▶ **WHAT YOU HAVE TO DO**:
Each line in the listing is to be restated exactly.

▶ **PROVIDED RECORDS**:
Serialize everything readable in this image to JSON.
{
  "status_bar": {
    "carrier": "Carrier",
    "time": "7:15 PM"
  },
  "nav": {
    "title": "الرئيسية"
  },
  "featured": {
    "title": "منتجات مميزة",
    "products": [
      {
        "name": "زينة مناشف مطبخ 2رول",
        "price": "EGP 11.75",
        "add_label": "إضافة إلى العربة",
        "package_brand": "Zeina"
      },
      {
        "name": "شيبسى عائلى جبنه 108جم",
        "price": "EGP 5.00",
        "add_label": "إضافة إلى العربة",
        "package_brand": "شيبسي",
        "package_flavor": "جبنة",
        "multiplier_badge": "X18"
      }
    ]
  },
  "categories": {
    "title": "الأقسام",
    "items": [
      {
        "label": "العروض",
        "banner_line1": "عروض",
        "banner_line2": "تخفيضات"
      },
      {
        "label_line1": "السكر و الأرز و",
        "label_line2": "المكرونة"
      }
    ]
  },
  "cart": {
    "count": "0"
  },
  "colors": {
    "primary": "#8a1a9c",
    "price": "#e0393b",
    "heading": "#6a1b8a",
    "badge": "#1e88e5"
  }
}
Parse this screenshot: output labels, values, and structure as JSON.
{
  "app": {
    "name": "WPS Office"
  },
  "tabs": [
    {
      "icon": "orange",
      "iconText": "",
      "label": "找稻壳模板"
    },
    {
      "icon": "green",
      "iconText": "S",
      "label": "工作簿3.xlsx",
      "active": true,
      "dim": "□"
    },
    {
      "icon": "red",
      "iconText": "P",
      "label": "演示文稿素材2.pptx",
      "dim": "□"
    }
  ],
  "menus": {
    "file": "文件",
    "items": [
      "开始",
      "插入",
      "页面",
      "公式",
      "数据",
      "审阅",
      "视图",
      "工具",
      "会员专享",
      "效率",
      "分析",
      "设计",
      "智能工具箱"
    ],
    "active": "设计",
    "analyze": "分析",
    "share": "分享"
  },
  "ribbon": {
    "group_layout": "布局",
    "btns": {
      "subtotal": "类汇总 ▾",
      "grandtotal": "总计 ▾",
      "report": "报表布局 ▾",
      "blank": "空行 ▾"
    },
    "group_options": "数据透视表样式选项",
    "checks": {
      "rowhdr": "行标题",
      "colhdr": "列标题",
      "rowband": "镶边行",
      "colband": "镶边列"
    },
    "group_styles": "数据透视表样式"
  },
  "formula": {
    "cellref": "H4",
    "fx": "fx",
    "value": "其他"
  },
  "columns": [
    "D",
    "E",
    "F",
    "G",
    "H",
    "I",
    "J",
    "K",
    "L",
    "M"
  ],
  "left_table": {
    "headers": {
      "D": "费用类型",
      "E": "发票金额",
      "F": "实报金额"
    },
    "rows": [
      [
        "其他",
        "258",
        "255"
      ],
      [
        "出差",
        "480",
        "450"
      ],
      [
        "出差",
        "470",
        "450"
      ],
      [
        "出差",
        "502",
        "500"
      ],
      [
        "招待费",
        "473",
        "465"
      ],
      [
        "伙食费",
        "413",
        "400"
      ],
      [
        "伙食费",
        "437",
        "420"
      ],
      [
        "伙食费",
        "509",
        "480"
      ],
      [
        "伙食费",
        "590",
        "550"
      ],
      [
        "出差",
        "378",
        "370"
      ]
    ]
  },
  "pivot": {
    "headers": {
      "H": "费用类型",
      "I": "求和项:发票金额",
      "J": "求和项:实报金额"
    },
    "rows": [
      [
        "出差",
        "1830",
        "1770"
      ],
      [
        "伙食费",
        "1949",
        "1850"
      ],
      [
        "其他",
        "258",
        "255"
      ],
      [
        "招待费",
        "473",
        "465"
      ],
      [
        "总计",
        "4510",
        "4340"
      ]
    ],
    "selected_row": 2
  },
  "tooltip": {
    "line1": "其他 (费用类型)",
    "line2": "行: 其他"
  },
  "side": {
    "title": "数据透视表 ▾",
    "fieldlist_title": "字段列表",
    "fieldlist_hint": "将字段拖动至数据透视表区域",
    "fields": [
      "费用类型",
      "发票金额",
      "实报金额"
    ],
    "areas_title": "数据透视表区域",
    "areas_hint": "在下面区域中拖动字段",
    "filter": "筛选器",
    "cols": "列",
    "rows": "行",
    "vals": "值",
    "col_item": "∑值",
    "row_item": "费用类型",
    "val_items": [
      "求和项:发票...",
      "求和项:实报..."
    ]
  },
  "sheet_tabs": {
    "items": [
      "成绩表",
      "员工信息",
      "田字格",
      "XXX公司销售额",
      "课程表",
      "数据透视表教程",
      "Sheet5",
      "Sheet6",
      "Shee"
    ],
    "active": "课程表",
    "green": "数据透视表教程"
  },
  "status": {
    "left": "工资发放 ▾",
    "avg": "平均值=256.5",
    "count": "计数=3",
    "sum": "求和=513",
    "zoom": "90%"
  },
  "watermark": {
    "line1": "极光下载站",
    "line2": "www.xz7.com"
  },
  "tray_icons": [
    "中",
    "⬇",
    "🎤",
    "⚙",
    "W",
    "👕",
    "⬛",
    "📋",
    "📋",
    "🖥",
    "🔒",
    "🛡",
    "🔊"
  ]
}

▶ **ANSWER**:
Serialize everything readable in this image to JSON.
{
  "status_bar": {
    "carrier": "Carrier",
    "time": "7:15 PM"
  },
  "nav": {
    "title": "الرئيسية"
  },
  "featured": {
    "title": "منتجات مميزة",
    "products": [
      {
        "name": "زينة مناشف مطبخ 2رول",
        "price": "EGP 11.75",
        "add_label": "إضافة إلى العربة",
        "package_brand": "Zeina"
      },
      {
        "name": "شيبسى عائلى جبنه 108جم",
        "price": "EGP 5.00",
        "add_label": "إضافة إلى العربة",
        "package_brand": "شيبسي",
        "package_flavor": "جبنة",
        "multiplier_badge": "X18"
      }
    ]
  },
  "categories": {
    "title": "الأقسام",
    "items": [
      {
        "label": "العروض",
        "banner_line1": "عروض",
        "banner_line2": "تخفيضات"
      },
      {
        "label_line1": "السكر و الأرز و",
        "label_line2": "المكرونة"
      }
    ]
  },
  "cart": {
    "count": "0"
  },
  "colors": {
    "primary": "#8a1a9c",
    "price": "#e0393b",
    "heading": "#6a1b8a",
    "badge": "#1e88e5"
  }
}
Parse this screenshot: output labels, values, and structure as JSON.
{
  "app": {
    "name": "WPS Office"
  },
  "tabs": [
    {
      "icon": "orange",
      "iconText": "",
      "label": "找稻壳模板"
    },
    {
      "icon": "green",
      "iconText": "S",
      "label": "工作簿3.xlsx",
      "active": true,
      "dim": "□"
    },
    {
      "icon": "red",
      "iconText": "P",
      "label": "演示文稿素材2.pptx",
      "dim": "□"
    }
  ],
  "menus": {
    "file": "文件",
    "items": [
      "开始",
      "插入",
      "页面",
      "公式",
      "数据",
      "审阅",
      "视图",
      "工具",
      "会员专享",
      "效率",
      "分析",
      "设计",
      "智能工具箱"
    ],
    "active": "设计",
    "analyze": "分析",
    "share": "分享"
  },
  "ribbon": {
    "group_layout": "布局",
    "btns": {
      "subtotal": "类汇总 ▾",
      "grandtotal": "总计 ▾",
      "report": "报表布局 ▾",
      "blank": "空行 ▾"
    },
    "group_options": "数据透视表样式选项",
    "checks": {
      "rowhdr": "行标题",
      "colhdr": "列标题",
      "rowband": "镶边行",
      "colband": "镶边列"
    },
    "group_styles": "数据透视表样式"
  },
  "formula": {
    "cellref": "H4",
    "fx": "fx",
    "value": "其他"
  },
  "columns": [
    "D",
    "E",
    "F",
    "G",
    "H",
    "I",
    "J",
    "K",
    "L",
    "M"
  ],
  "left_table": {
    "headers": {
      "D": "费用类型",
      "E": "发票金额",
      "F": "实报金额"
    },
    "rows": [
      [
        "其他",
        "258",
        "255"
      ],
      [
        "出差",
        "480",
        "450"
      ],
      [
        "出差",
        "470",
        "450"
      ],
      [
        "出差",
        "502",
        "500"
      ],
      [
        "招待费",
        "473",
        "465"
      ],
      [
        "伙食费",
        "413",
        "400"
      ],
      [
        "伙食费",
        "437",
        "420"
      ],
      [
        "伙食费",
        "509",
        "480"
      ],
      [
        "伙食费",
        "590",
        "550"
      ],
      [
        "出差",
        "378",
        "370"
      ]
    ]
  },
  "pivot": {
    "headers": {
      "H": "费用类型",
      "I": "求和项:发票金额",
      "J": "求和项:实报金额"
    },
    "rows": [
      [
        "出差",
        "1830",
        "1770"
      ],
      [
        "伙食费",
        "1949",
        "1850"
      ],
      [
        "其他",
        "258",
        "255"
      ],
      [
        "招待费",
        "473",
        "465"
      ],
      [
        "总计",
        "4510",
        "4340"
      ]
    ],
    "selected_row": 2
  },
  "tooltip": {
    "line1": "其他 (费用类型)",
    "line2": "行: 其他"
  },
  "side": {
    "title": "数据透视表 ▾",
    "fieldlist_title": "字段列表",
    "fieldlist_hint": "将字段拖动至数据透视表区域",
    "fields": [
      "费用类型",
      "发票金额",
      "实报金额"
    ],
    "areas_title": "数据透视表区域",
    "areas_hint": "在下面区域中拖动字段",
    "filter": "筛选器",
    "cols": "列",
    "rows": "行",
    "vals": "值",
    "col_item": "∑值",
    "row_item": "费用类型",
    "val_items": [
      "求和项:发票...",
      "求和项:实报..."
    ]
  },
  "sheet_tabs": {
    "items": [
      "成绩表",
      "员工信息",
      "田字格",
      "XXX公司销售额",
      "课程表",
      "数据透视表教程",
      "Sheet5",
      "Sheet6",
      "Shee"
    ],
    "active": "课程表",
    "green": "数据透视表教程"
  },
  "status": {
    "left": "工资发放 ▾",
    "avg": "平均值=256.5",
    "count": "计数=3",
    "sum": "求和=513",
    "zoom": "90%"
  },
  "watermark": {
    "line1": "极光下载站",
    "line2": "www.xz7.com"
  },
  "tray_icons": [
    "中",
    "⬇",
    "🎤",
    "⚙",
    "W",
    "👕",
    "⬛",
    "📋",
    "📋",
    "🖥",
    "🔒",
    "🛡",
    "🔊"
  ]
}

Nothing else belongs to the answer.